_Directions:_
The response must contain each line of the material that holds "part".
BEGIN
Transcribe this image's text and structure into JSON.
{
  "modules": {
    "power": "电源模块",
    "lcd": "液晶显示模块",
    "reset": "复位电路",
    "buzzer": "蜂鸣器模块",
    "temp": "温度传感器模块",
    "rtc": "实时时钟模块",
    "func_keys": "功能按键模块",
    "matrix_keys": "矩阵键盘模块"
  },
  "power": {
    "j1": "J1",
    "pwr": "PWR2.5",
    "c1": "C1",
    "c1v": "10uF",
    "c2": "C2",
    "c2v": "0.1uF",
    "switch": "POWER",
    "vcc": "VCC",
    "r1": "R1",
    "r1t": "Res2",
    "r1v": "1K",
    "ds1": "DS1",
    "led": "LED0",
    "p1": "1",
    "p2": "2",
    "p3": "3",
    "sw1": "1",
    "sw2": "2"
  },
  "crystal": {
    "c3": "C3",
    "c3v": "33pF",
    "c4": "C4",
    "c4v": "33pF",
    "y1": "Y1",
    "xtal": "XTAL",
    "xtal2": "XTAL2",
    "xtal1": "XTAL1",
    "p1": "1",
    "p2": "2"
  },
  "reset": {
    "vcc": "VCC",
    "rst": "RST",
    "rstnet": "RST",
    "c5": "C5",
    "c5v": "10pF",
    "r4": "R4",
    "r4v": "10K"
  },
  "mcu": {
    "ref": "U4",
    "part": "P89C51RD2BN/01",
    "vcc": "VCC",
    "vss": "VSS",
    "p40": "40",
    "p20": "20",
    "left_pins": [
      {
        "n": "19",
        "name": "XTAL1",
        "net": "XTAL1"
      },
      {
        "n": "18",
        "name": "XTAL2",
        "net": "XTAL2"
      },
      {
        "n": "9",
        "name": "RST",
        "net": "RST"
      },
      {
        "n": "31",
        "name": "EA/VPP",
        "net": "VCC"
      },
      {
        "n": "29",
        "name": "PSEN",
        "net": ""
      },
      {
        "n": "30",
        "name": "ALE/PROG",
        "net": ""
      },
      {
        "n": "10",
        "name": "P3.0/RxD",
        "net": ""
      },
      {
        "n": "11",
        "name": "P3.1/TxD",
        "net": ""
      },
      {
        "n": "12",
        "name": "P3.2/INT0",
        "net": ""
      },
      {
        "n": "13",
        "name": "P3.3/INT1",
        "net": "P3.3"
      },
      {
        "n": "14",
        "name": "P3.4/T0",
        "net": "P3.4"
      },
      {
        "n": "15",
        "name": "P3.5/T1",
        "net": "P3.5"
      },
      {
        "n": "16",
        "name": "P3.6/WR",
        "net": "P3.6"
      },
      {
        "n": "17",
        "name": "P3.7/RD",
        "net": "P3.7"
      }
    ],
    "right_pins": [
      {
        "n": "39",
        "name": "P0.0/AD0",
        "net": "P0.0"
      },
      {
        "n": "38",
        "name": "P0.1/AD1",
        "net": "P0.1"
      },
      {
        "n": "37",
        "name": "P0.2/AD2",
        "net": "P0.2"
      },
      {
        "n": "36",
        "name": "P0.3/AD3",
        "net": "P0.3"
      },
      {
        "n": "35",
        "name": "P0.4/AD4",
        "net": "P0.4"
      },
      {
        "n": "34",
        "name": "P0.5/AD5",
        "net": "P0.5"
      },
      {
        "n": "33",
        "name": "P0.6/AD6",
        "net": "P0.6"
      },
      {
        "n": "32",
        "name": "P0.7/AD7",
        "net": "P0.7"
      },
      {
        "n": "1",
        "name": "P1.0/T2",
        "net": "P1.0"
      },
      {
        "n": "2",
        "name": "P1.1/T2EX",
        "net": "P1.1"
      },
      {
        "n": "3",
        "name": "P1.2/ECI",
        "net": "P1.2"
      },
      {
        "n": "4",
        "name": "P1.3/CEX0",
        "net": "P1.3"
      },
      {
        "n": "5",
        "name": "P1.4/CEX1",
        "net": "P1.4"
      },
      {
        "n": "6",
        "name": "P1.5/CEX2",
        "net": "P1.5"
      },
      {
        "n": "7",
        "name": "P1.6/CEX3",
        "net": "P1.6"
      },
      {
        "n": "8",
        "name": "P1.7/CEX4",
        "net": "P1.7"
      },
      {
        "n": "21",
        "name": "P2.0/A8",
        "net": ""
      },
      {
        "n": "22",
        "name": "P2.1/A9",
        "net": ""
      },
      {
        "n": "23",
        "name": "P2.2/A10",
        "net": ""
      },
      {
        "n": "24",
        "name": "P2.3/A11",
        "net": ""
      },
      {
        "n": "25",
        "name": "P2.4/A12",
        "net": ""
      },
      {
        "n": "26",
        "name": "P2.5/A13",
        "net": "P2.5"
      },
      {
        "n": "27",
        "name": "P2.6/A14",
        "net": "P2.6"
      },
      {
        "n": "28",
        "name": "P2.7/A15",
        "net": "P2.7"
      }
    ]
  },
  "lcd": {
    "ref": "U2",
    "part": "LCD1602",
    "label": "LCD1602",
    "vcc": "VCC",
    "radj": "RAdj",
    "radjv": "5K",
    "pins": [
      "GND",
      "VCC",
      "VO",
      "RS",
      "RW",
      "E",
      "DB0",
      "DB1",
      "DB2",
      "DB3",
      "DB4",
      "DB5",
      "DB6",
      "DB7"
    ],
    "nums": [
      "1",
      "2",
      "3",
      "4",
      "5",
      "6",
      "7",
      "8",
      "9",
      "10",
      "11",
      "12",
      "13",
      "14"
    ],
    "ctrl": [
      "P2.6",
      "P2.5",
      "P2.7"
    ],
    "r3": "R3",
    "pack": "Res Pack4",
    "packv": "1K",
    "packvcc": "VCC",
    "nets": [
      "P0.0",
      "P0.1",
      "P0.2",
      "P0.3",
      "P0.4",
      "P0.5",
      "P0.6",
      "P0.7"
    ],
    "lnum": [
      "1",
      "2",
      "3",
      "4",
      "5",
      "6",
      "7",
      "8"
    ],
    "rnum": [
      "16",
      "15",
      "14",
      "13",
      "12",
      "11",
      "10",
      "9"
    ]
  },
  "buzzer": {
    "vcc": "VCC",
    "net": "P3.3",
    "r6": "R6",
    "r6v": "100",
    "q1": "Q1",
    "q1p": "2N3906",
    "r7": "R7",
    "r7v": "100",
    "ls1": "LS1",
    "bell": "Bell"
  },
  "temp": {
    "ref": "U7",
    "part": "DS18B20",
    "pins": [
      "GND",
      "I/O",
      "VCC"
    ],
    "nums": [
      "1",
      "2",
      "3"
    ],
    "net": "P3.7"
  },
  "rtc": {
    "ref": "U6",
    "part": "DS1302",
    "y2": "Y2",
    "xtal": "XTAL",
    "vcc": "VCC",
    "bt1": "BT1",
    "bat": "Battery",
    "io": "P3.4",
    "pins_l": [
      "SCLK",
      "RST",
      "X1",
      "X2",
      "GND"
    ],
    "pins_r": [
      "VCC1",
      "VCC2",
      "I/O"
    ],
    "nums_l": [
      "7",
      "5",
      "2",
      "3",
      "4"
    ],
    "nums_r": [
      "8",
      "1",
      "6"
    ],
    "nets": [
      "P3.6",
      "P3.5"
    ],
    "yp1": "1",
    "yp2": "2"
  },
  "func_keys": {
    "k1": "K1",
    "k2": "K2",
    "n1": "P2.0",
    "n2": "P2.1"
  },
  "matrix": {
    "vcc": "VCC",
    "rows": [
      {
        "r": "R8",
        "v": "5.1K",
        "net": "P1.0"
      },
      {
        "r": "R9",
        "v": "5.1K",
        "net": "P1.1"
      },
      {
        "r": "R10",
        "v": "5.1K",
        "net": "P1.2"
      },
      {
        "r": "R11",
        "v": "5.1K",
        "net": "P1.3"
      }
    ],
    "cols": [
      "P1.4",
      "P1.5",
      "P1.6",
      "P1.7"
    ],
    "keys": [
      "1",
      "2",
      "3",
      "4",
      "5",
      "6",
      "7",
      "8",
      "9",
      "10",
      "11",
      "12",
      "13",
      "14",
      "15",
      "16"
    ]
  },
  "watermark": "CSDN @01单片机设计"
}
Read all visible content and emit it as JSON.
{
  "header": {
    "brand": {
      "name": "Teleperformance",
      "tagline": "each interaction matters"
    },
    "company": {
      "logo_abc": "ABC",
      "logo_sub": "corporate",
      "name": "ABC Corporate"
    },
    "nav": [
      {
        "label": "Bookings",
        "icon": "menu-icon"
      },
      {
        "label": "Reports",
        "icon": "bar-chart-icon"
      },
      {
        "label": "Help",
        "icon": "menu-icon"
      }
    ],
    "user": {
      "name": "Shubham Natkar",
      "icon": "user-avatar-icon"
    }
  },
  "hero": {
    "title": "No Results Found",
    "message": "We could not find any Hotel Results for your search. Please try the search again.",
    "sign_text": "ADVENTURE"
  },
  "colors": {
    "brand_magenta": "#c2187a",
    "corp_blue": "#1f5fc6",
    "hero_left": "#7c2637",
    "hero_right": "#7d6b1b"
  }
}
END
_Task output:_
    "part": "P89C51RD2BN/01",
    "part": "LCD1602",
    "part": "DS18B20",
    "part": "DS1302",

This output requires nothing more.